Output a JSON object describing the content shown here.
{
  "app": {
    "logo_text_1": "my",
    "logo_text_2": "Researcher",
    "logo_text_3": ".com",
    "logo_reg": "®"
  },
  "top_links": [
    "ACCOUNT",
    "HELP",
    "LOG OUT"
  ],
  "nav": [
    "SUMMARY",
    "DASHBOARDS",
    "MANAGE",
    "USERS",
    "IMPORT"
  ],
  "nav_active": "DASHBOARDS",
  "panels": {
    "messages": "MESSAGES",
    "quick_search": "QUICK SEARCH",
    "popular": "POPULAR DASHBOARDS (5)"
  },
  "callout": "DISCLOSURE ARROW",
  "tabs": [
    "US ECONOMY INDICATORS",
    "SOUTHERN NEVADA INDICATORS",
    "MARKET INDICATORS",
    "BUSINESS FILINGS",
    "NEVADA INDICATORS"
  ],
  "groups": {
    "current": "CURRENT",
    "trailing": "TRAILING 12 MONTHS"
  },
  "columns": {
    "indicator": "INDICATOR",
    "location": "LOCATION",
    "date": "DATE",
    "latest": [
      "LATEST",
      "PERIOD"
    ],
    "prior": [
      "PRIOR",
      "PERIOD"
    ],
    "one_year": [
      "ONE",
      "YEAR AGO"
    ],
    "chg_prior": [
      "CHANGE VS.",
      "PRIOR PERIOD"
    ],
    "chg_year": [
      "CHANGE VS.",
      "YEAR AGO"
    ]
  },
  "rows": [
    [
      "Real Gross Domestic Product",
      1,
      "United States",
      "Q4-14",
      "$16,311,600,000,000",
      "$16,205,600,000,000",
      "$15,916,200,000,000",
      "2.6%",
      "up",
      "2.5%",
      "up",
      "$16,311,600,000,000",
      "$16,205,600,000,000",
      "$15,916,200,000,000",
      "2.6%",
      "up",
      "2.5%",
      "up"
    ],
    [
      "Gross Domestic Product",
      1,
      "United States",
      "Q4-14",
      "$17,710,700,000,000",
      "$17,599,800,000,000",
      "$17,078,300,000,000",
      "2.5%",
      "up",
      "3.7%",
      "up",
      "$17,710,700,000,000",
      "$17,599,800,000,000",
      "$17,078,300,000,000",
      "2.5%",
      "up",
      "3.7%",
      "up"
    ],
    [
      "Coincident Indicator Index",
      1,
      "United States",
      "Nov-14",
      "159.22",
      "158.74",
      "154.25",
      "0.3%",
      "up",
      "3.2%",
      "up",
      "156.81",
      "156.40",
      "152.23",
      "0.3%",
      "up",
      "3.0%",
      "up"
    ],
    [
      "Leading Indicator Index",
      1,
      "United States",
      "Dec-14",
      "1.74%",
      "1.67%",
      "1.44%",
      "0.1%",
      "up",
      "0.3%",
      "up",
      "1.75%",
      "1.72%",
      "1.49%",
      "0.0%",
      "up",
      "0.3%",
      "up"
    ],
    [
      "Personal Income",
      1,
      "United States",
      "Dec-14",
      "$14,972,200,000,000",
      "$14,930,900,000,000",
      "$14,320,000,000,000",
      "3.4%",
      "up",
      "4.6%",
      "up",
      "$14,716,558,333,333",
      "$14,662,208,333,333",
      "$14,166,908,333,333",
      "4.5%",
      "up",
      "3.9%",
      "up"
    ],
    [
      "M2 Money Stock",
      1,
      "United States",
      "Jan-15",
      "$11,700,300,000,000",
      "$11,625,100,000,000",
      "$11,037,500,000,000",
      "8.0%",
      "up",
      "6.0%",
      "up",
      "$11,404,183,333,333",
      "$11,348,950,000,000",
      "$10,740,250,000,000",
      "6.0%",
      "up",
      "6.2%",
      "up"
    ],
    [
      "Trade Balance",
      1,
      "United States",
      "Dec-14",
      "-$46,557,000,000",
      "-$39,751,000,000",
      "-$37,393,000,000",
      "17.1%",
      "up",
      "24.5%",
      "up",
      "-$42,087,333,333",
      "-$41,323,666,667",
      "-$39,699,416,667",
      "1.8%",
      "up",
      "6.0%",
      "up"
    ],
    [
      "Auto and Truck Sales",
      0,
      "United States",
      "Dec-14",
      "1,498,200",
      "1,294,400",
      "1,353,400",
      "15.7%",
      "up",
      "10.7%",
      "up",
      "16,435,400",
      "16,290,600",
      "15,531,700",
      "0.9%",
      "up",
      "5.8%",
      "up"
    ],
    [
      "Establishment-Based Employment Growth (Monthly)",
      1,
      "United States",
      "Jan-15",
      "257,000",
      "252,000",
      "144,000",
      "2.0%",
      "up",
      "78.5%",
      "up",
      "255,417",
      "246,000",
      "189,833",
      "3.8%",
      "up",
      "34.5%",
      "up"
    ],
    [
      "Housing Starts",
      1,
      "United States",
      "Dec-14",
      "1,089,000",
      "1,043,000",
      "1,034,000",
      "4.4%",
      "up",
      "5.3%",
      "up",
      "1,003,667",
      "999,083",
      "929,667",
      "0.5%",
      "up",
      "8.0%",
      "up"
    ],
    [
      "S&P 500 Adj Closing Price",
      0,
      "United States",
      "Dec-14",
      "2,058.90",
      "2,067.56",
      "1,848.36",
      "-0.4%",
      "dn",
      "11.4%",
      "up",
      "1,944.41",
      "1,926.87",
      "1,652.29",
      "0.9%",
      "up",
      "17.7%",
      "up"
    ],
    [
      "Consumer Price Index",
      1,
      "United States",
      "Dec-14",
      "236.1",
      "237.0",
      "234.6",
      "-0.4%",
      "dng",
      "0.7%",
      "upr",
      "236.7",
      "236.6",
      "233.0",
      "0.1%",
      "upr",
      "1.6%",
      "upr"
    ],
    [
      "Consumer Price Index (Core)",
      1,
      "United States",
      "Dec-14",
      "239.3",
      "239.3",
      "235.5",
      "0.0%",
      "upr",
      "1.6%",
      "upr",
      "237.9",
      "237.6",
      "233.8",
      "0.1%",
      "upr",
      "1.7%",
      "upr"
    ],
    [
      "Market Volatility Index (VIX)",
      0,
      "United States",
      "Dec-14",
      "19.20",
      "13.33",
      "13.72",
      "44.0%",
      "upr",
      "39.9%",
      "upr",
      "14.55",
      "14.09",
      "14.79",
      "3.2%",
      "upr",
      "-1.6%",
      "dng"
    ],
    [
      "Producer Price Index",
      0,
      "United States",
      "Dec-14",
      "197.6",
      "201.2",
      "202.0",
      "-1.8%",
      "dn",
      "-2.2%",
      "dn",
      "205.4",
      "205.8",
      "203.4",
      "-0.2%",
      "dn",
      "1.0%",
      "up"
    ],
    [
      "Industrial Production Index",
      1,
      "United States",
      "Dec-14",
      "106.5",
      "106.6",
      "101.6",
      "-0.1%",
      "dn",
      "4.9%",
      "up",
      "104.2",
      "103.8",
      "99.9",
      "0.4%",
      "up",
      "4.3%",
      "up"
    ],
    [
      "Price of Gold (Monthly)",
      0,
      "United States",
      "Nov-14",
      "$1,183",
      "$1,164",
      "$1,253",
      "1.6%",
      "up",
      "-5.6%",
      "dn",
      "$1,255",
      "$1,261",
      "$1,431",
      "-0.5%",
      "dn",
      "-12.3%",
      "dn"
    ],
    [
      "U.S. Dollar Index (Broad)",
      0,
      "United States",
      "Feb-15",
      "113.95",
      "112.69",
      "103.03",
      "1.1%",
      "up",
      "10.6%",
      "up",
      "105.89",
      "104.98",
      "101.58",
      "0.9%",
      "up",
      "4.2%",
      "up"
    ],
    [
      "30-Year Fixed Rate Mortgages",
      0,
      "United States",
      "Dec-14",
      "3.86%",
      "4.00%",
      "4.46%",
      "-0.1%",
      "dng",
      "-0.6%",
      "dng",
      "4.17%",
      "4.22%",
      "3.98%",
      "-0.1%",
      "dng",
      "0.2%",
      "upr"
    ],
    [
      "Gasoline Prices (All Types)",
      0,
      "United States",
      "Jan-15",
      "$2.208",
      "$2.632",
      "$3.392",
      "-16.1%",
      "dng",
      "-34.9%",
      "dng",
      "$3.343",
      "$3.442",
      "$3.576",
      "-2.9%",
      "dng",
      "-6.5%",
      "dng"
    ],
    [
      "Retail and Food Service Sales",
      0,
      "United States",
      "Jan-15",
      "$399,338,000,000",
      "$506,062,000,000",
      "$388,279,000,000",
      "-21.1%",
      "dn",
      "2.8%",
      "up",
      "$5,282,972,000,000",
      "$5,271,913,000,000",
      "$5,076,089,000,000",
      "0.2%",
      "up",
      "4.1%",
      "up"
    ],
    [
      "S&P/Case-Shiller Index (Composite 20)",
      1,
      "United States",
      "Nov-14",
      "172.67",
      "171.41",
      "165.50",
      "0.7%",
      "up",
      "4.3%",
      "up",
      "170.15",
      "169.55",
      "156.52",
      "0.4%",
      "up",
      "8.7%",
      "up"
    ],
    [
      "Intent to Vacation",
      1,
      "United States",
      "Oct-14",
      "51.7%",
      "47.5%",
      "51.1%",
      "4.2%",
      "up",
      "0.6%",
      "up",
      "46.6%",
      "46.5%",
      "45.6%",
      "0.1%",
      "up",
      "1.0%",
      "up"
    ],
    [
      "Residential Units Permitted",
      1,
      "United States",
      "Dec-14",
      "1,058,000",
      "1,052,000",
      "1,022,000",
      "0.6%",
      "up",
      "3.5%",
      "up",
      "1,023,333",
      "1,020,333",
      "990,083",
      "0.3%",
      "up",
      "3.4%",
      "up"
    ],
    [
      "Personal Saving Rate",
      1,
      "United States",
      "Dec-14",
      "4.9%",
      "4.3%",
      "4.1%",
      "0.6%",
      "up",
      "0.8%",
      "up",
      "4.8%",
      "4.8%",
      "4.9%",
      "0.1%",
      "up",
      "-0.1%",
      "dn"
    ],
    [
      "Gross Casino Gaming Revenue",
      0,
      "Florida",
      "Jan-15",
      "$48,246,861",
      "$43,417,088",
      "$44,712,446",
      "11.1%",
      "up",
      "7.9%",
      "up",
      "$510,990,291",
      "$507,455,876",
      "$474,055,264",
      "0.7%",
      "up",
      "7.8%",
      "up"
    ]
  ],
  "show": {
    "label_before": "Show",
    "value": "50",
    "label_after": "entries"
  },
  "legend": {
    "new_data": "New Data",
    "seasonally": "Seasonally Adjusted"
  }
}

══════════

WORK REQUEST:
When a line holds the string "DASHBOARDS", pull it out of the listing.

ANSWER:
    "DASHBOARDS",
  "nav_active": "DASHBOARDS",
    "popular": "POPULAR DASHBOARDS (5)"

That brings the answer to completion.